Action item: Give the number of lines below that contain the word "this", and nothing else.

Stored items from a collection:
_ _ _
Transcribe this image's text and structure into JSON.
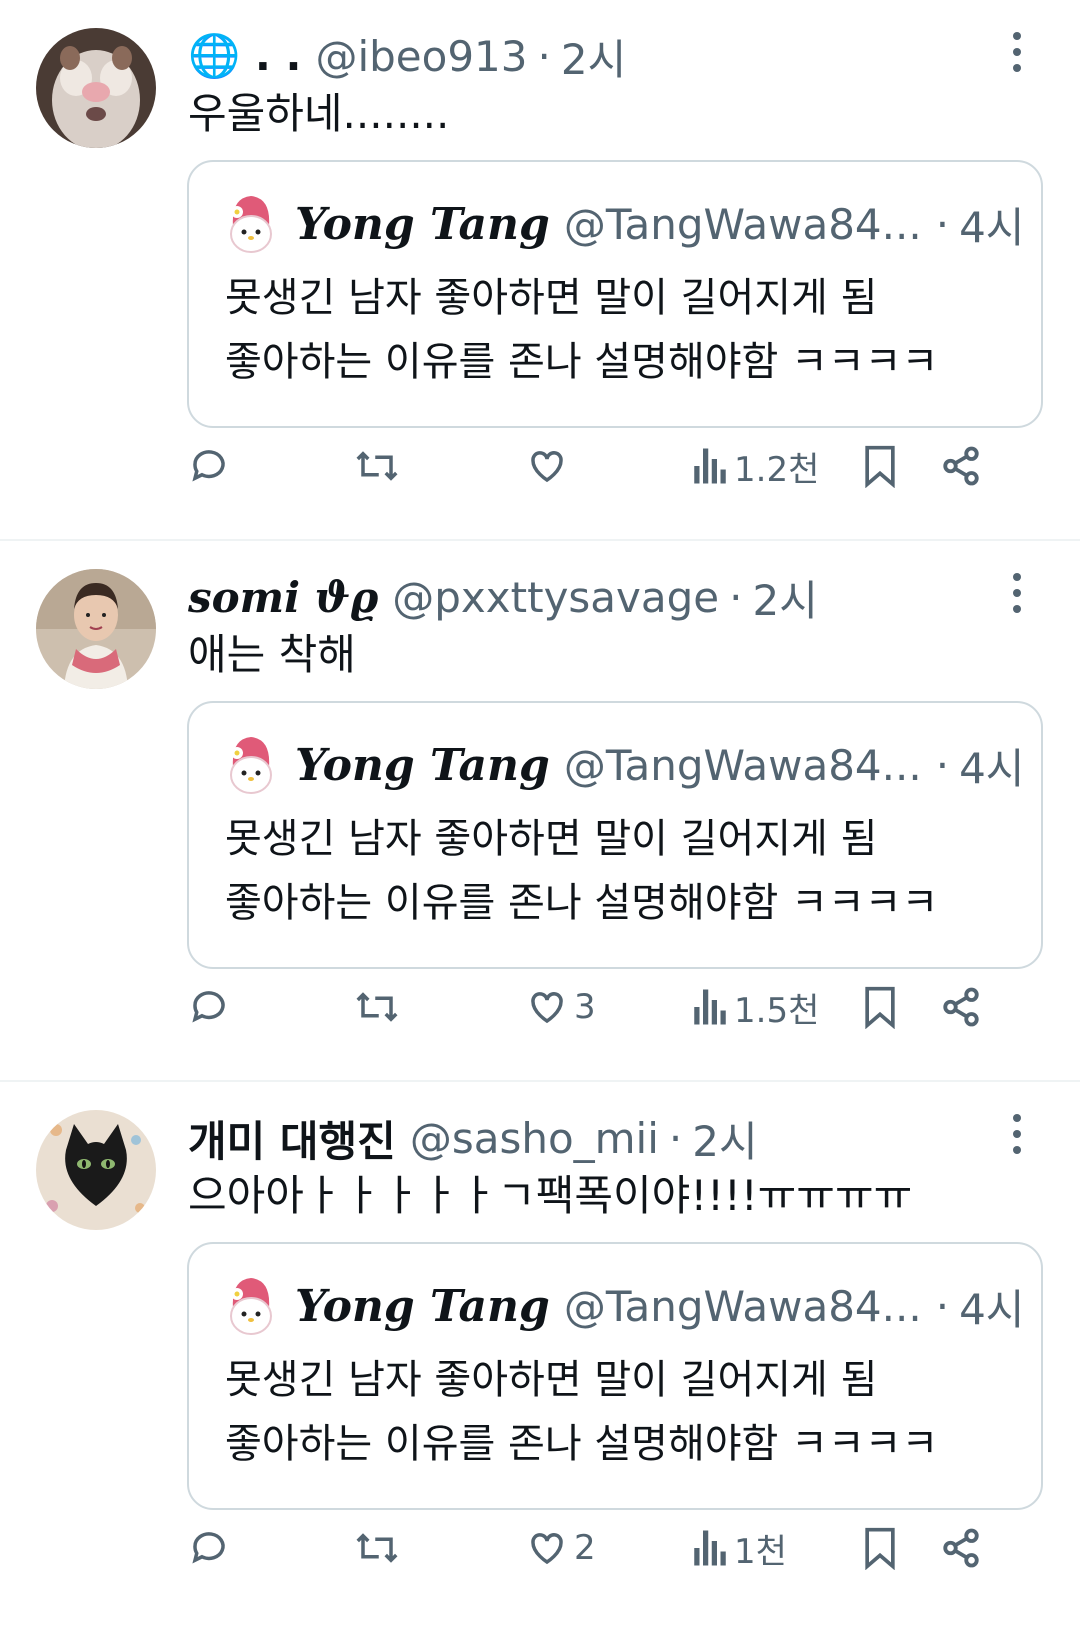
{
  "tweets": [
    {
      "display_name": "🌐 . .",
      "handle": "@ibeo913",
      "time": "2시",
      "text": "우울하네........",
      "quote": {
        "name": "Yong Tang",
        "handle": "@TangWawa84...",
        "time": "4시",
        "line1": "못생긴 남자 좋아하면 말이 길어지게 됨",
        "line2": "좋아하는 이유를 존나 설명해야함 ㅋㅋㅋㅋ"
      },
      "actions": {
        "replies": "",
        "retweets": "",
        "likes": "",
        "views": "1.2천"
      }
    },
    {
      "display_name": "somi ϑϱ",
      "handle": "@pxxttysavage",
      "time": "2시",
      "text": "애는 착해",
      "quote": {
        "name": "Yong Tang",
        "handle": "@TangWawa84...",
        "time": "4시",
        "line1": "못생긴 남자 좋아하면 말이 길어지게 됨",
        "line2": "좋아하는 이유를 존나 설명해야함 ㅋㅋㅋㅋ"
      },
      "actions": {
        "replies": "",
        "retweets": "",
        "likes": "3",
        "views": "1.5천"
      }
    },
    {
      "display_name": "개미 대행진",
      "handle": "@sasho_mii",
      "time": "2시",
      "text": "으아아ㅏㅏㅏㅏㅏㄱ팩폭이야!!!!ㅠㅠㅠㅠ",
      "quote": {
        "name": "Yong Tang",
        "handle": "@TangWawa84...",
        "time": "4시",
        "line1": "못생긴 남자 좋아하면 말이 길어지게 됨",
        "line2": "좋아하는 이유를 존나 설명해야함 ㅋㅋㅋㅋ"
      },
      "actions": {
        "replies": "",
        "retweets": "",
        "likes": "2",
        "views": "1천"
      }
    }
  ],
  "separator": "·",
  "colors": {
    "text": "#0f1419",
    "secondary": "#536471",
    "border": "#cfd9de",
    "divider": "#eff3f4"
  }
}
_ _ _
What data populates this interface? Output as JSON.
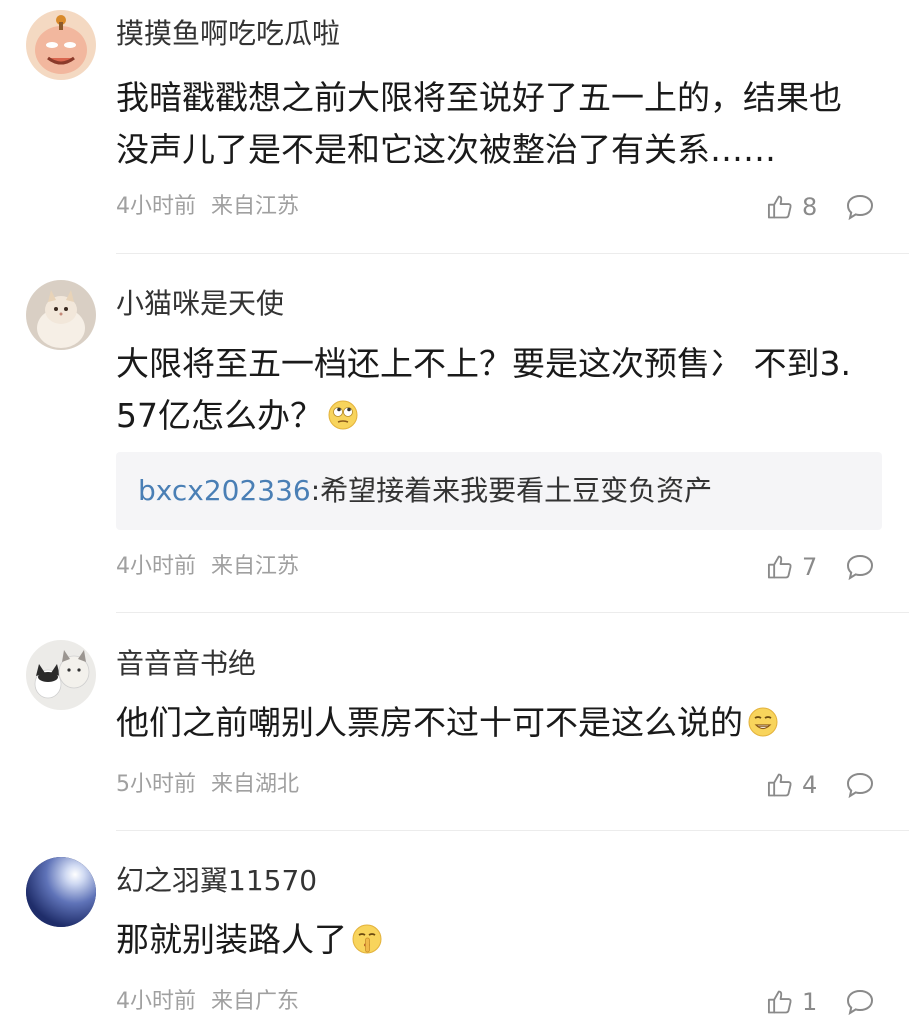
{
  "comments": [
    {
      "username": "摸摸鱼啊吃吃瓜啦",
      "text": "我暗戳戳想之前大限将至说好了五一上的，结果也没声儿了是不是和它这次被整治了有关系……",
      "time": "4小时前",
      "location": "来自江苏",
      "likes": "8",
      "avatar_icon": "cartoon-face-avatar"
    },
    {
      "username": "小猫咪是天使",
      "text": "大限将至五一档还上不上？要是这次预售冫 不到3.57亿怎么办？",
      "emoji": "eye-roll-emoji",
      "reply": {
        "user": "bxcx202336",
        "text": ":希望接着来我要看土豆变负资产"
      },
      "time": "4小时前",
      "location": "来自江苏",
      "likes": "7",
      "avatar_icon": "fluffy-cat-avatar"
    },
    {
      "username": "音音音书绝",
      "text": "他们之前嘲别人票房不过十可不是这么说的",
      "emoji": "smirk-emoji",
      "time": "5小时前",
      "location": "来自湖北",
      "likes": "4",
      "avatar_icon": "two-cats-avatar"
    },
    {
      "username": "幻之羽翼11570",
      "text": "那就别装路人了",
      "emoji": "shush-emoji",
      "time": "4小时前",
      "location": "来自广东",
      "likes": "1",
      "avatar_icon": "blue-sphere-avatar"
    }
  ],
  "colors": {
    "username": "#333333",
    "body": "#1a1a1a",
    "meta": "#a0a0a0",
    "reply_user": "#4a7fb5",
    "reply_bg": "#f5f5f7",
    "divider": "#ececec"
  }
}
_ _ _
Reply to the exercise: 2